> [WHAT THE EXERCISE ASKS]
Take each line of the listing that has the string "Ready" and report it.

> [INPUT FOR THIS TASK]
##############################

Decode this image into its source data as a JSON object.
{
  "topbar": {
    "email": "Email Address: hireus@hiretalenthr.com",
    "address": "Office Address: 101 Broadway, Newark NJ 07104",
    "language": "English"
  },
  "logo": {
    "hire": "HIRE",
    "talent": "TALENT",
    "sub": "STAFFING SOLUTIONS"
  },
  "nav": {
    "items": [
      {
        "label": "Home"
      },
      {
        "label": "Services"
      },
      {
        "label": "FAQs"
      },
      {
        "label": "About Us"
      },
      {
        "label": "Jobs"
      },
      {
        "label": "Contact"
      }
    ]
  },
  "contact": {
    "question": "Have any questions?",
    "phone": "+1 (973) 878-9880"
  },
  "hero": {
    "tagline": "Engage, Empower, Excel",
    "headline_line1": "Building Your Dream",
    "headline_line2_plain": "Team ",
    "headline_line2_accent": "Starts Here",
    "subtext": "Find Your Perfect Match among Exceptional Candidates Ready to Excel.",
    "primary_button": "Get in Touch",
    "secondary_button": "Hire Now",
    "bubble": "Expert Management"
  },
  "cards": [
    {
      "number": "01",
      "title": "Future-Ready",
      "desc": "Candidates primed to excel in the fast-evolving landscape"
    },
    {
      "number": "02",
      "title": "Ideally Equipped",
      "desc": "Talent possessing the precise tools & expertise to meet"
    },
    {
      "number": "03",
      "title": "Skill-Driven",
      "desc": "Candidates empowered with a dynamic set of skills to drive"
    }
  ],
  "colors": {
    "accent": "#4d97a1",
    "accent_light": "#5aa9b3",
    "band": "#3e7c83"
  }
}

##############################

> [COMPLETED TASK]
    "subtext": "Find Your Perfect Match among Exceptional Candidates Ready to Excel.",
      "title": "Future-Ready",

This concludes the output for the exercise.